Each record must appear in the answer exactly as it does in the data.

━━━━━ Data provided

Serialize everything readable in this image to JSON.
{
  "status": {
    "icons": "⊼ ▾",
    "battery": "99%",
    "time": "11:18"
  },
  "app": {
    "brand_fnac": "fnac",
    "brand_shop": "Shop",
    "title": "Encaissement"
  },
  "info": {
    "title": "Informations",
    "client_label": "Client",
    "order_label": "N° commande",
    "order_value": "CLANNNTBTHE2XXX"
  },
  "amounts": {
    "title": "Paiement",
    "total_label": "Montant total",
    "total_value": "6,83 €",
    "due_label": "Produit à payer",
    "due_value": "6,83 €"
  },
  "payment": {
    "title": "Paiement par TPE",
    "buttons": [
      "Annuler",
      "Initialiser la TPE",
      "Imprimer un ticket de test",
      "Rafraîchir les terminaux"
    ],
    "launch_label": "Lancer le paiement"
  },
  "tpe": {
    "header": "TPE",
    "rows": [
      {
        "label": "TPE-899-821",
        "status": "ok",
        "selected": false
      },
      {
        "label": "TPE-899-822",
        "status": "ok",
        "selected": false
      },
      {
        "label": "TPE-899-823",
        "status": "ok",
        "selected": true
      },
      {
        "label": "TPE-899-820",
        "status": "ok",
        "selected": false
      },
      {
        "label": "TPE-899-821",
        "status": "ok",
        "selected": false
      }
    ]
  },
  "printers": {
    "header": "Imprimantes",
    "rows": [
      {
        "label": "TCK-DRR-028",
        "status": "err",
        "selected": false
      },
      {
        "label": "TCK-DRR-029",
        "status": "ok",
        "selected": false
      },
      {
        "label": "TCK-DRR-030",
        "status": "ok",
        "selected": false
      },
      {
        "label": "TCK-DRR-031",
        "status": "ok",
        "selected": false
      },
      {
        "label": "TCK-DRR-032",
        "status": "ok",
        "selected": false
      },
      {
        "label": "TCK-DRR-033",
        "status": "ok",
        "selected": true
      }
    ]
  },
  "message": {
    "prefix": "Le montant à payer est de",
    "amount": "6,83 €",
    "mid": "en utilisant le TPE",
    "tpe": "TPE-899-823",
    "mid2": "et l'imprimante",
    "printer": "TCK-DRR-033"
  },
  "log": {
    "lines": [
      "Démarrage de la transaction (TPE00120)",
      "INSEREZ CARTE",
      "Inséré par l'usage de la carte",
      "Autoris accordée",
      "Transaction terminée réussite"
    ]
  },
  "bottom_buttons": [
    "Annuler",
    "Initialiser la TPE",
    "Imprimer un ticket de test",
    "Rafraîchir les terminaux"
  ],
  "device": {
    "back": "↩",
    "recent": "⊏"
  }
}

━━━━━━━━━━

Answer below:
Serialize everything readable in this image to JSON.
{
  "status": {
    "icons": "⊼ ▾",
    "battery": "99%",
    "time": "11:18"
  },
  "app": {
    "brand_fnac": "fnac",
    "brand_shop": "Shop",
    "title": "Encaissement"
  },
  "info": {
    "title": "Informations",
    "client_label": "Client",
    "order_label": "N° commande",
    "order_value": "CLANNNTBTHE2XXX"
  },
  "amounts": {
    "title": "Paiement",
    "total_label": "Montant total",
    "total_value": "6,83 €",
    "due_label": "Produit à payer",
    "due_value": "6,83 €"
  },
  "payment": {
    "title": "Paiement par TPE",
    "buttons": [
      "Annuler",
      "Initialiser la TPE",
      "Imprimer un ticket de test",
      "Rafraîchir les terminaux"
    ],
    "launch_label": "Lancer le paiement"
  },
  "tpe": {
    "header": "TPE",
    "rows": [
      {
        "label": "TPE-899-821",
        "status": "ok",
        "selected": false
      },
      {
        "label": "TPE-899-822",
        "status": "ok",
        "selected": false
      },
      {
        "label": "TPE-899-823",
        "status": "ok",
        "selected": true
      },
      {
        "label": "TPE-899-820",
        "status": "ok",
        "selected": false
      },
      {
        "label": "TPE-899-821",
        "status": "ok",
        "selected": false
      }
    ]
  },
  "printers": {
    "header": "Imprimantes",
    "rows": [
      {
        "label": "TCK-DRR-028",
        "status": "err",
        "selected": false
      },
      {
        "label": "TCK-DRR-029",
        "status": "ok",
        "selected": false
      },
      {
        "label": "TCK-DRR-030",
        "status": "ok",
        "selected": false
      },
      {
        "label": "TCK-DRR-031",
        "status": "ok",
        "selected": false
      },
      {
        "label": "TCK-DRR-032",
        "status": "ok",
        "selected": false
      },
      {
        "label": "TCK-DRR-033",
        "status": "ok",
        "selected": true
      }
    ]
  },
  "message": {
    "prefix": "Le montant à payer est de",
    "amount": "6,83 €",
    "mid": "en utilisant le TPE",
    "tpe": "TPE-899-823",
    "mid2": "et l'imprimante",
    "printer": "TCK-DRR-033"
  },
  "log": {
    "lines": [
      "Démarrage de la transaction (TPE00120)",
      "INSEREZ CARTE",
      "Inséré par l'usage de la carte",
      "Autoris accordée",
      "Transaction terminée réussite"
    ]
  },
  "bottom_buttons": [
    "Annuler",
    "Initialiser la TPE",
    "Imprimer un ticket de test",
    "Rafraîchir les terminaux"
  ],
  "device": {
    "back": "↩",
    "recent": "⊏"
  }
}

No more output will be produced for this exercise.